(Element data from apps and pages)
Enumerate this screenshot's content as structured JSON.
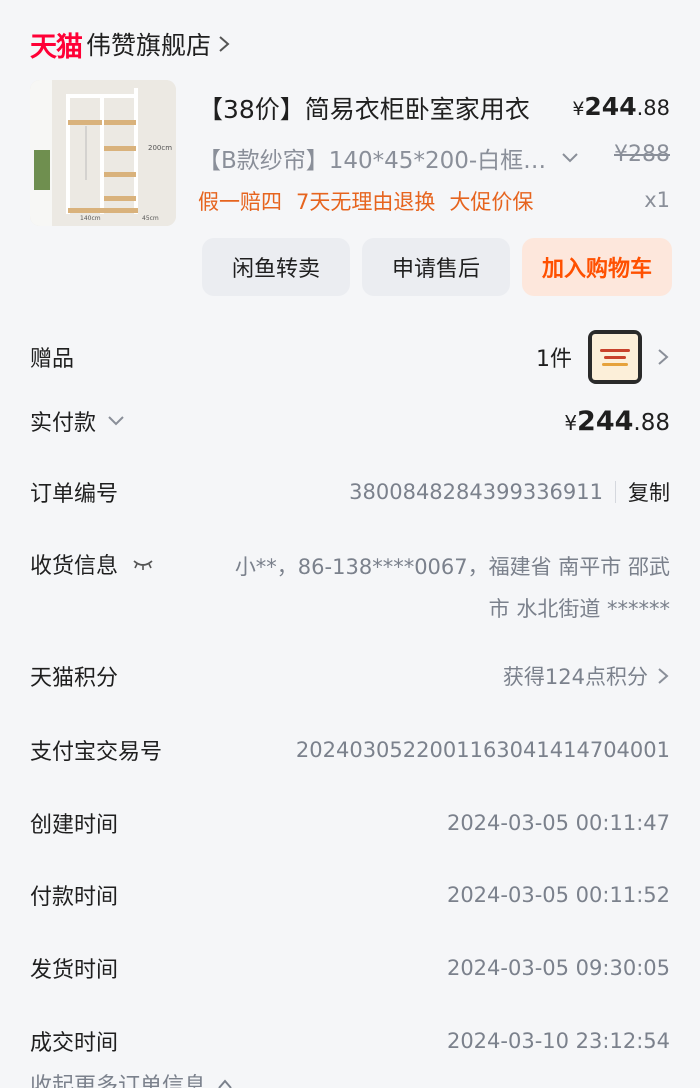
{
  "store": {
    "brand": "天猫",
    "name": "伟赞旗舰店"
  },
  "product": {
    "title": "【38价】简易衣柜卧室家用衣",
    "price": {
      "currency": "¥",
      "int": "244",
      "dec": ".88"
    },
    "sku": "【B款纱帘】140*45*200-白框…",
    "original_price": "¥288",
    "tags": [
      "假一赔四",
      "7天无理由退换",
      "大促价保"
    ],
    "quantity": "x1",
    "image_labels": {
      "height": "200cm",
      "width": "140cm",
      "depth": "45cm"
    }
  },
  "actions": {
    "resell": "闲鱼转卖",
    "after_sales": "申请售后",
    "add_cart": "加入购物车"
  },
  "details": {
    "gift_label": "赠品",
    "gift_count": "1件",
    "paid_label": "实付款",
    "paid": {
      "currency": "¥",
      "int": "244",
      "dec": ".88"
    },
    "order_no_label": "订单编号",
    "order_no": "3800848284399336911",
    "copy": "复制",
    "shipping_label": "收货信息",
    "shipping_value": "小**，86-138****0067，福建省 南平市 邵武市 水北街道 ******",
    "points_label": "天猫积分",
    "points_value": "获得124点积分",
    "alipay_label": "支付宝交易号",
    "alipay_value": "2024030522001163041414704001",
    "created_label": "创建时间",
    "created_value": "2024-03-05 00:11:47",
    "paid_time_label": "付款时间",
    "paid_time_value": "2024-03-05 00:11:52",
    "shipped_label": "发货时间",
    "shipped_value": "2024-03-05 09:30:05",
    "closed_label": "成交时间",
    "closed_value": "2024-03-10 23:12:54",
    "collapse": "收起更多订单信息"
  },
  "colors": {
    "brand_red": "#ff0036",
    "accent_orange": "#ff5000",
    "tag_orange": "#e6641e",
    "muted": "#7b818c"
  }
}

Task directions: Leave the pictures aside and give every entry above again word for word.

Response area:
Enumerate this screenshot's content as structured JSON.
{
  "store": {
    "brand": "天猫",
    "name": "伟赞旗舰店"
  },
  "product": {
    "title": "【38价】简易衣柜卧室家用衣",
    "price": {
      "currency": "¥",
      "int": "244",
      "dec": ".88"
    },
    "sku": "【B款纱帘】140*45*200-白框…",
    "original_price": "¥288",
    "tags": [
      "假一赔四",
      "7天无理由退换",
      "大促价保"
    ],
    "quantity": "x1",
    "image_labels": {
      "height": "200cm",
      "width": "140cm",
      "depth": "45cm"
    }
  },
  "actions": {
    "resell": "闲鱼转卖",
    "after_sales": "申请售后",
    "add_cart": "加入购物车"
  },
  "details": {
    "gift_label": "赠品",
    "gift_count": "1件",
    "paid_label": "实付款",
    "paid": {
      "currency": "¥",
      "int": "244",
      "dec": ".88"
    },
    "order_no_label": "订单编号",
    "order_no": "3800848284399336911",
    "copy": "复制",
    "shipping_label": "收货信息",
    "shipping_value": "小**，86-138****0067，福建省 南平市 邵武市 水北街道 ******",
    "points_label": "天猫积分",
    "points_value": "获得124点积分",
    "alipay_label": "支付宝交易号",
    "alipay_value": "2024030522001163041414704001",
    "created_label": "创建时间",
    "created_value": "2024-03-05 00:11:47",
    "paid_time_label": "付款时间",
    "paid_time_value": "2024-03-05 00:11:52",
    "shipped_label": "发货时间",
    "shipped_value": "2024-03-05 09:30:05",
    "closed_label": "成交时间",
    "closed_value": "2024-03-10 23:12:54",
    "collapse": "收起更多订单信息"
  },
  "colors": {
    "brand_red": "#ff0036",
    "accent_orange": "#ff5000",
    "tag_orange": "#e6641e",
    "muted": "#7b818c"
  }
}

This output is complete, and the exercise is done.